Task to complete: From the entries below, report how many lines contain the string "emoji". Give only that number.
[Given entries]
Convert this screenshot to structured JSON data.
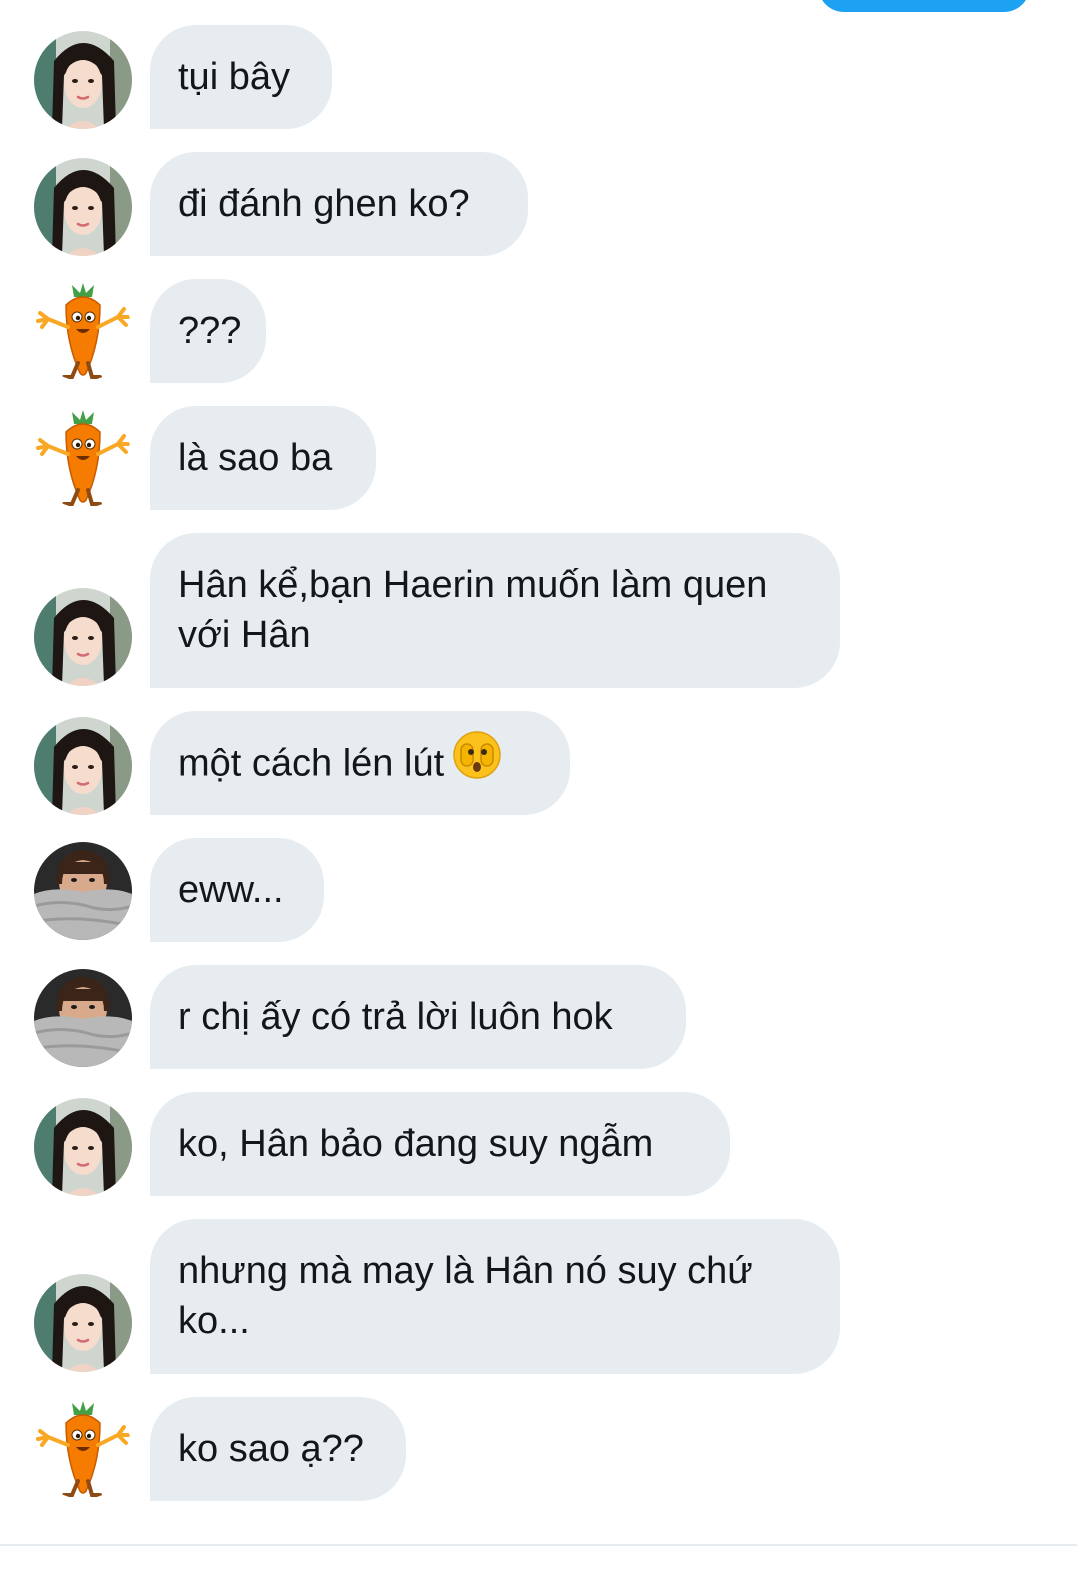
{
  "messages": [
    {
      "sender": "girl",
      "text": "tụi bây"
    },
    {
      "sender": "girl",
      "text": "đi đánh ghen ko?"
    },
    {
      "sender": "carrot",
      "text": "???"
    },
    {
      "sender": "carrot",
      "text": "là sao ba"
    },
    {
      "sender": "girl",
      "text": "Hân kể,bạn Haerin muốn làm quen với Hân"
    },
    {
      "sender": "girl",
      "text": "một cách lén lút",
      "emoji": "face-peeking-through-hands-icon"
    },
    {
      "sender": "blanket",
      "text": "eww..."
    },
    {
      "sender": "blanket",
      "text": "r chị ấy có trả lời luôn hok"
    },
    {
      "sender": "girl",
      "text": "ko, Hân bảo đang suy ngẫm"
    },
    {
      "sender": "girl",
      "text": "nhưng mà may là Hân nó suy chứ ko..."
    },
    {
      "sender": "carrot",
      "text": "ko sao ạ??"
    }
  ],
  "colors": {
    "bubble_bg": "#e6ecf0",
    "bubble_text": "#14171a",
    "sent_bubble": "#1da1f2"
  }
}
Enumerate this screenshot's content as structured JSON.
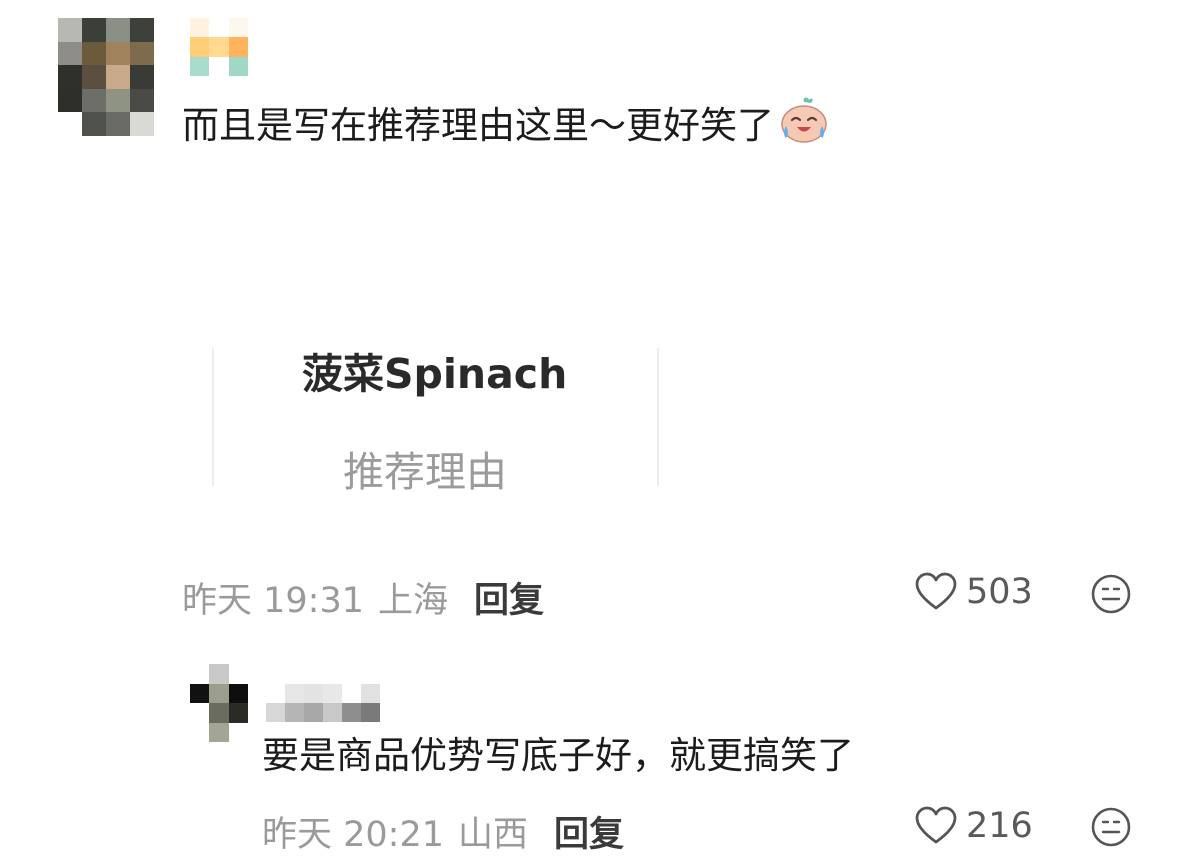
{
  "comments": [
    {
      "text": "而且是写在推荐理由这里～更好笑了",
      "emoji": "crying-laughing-face",
      "card": {
        "title": "菠菜Spinach",
        "subtitle": "推荐理由"
      },
      "time": "昨天 19:31",
      "location": "上海",
      "reply_label": "回复",
      "likes": "503"
    }
  ],
  "replies": [
    {
      "text": "要是商品优势写底子好，就更搞笑了",
      "time": "昨天 20:21",
      "location": "山西",
      "reply_label": "回复",
      "likes": "216"
    }
  ],
  "colors": {
    "avatar1": [
      "#b8b8b2",
      "#3b3f38",
      "#8a8f86",
      "#3e403b",
      "#8d8c86",
      "#6c5a3c",
      "#a0835c",
      "#7e6a4d",
      "#2f2f2c",
      "#5a4f40",
      "#c8a98a",
      "#3a3a36",
      "#2e2e2b",
      "#6e6e68",
      "#8e9384",
      "#4a4a46",
      "#ffffff",
      "#50524c",
      "#6b6b66",
      "#d9d9d6"
    ],
    "name1": [
      "#fff2e0",
      "#ffffff",
      "#fff6ec",
      "#ffcc77",
      "#ffd98f",
      "#ffb35c",
      "#a8dccd",
      "#ffffff",
      "#9fd8c4"
    ],
    "avatar2": [
      "#ffffff",
      "#c8c8c8",
      "#ffffff",
      "#111111",
      "#9b9e8c",
      "#0e0e0e",
      "#ffffff",
      "#6a6d5e",
      "#2a2b26",
      "#ffffff",
      "#a3a595",
      "#ffffff"
    ],
    "name2": [
      "#ffffff",
      "#e6e6e6",
      "#e3e3e3",
      "#e8e8e8",
      "#ffffff",
      "#e1e1e1",
      "#d7d7d7",
      "#b5b5b5",
      "#a8a8a8",
      "#c8c8c8",
      "#8e8e8e",
      "#7a7a7a"
    ]
  }
}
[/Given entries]
Reply: 2